ACTIVITY: If a line below contains the string "Gandia", return that line.
━━━━━ TASK INPUTS
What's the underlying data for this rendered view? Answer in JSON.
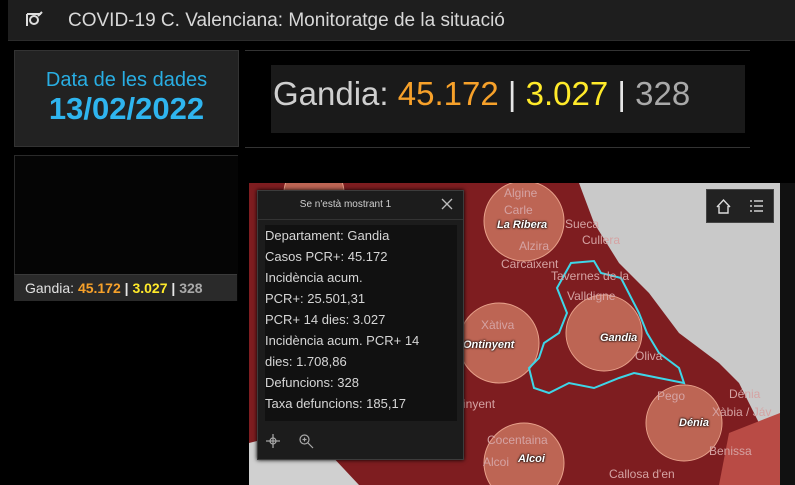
{
  "header": {
    "title": "COVID-19 C. Valenciana: Monitoratge de la situació",
    "logo_icon": "virus-logo-icon"
  },
  "date_card": {
    "label": "Data de les dades",
    "value": "13/02/2022"
  },
  "summary": {
    "name": "Gandia:",
    "cases": "45.172",
    "cases14": "3.027",
    "deaths": "328",
    "sep": "|"
  },
  "summary_small": {
    "name": "Gandia:",
    "cases": "45.172",
    "cases14": "3.027",
    "deaths": "328",
    "sep": "|"
  },
  "popup": {
    "header": "Se n'està mostrant 1",
    "lines": [
      "Departament: Gandia",
      "Casos PCR+: 45.172",
      "Incidència acum.",
      "PCR+: 25.501,31",
      "PCR+ 14 dies: 3.027",
      "Incidència acum. PCR+ 14",
      "dies: 1.708,86",
      "Defuncions: 328",
      "Taxa defuncions: 185,17"
    ]
  },
  "map": {
    "dept_labels": [
      "La Ribera",
      "Ontinyent",
      "Gandia",
      "Dénia",
      "Alcoi"
    ],
    "place_labels": [
      "Algine",
      "Carle",
      "Alzira",
      "Sueca",
      "Cullera",
      "Carcaixent",
      "Tavernes de la",
      "Valldigne",
      "Xàtiva",
      "Oliva",
      "Pego",
      "Dénia",
      "Xàbia / Jáv",
      "Benissa",
      "Cocentaina",
      "Alcoi",
      "Callosa d'en",
      "inyent"
    ]
  },
  "colors": {
    "accent": "#2fb5ef",
    "cases": "#f7a12a",
    "cases14": "#ffea2a",
    "map_fill": "#7e1d20",
    "highlight": "#3ed6e8"
  }
}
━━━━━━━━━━
YOUR RESPONSE:
    "name": "Gandia:",
    "name": "Gandia:",
      "Departament: Gandia",
      "Gandia",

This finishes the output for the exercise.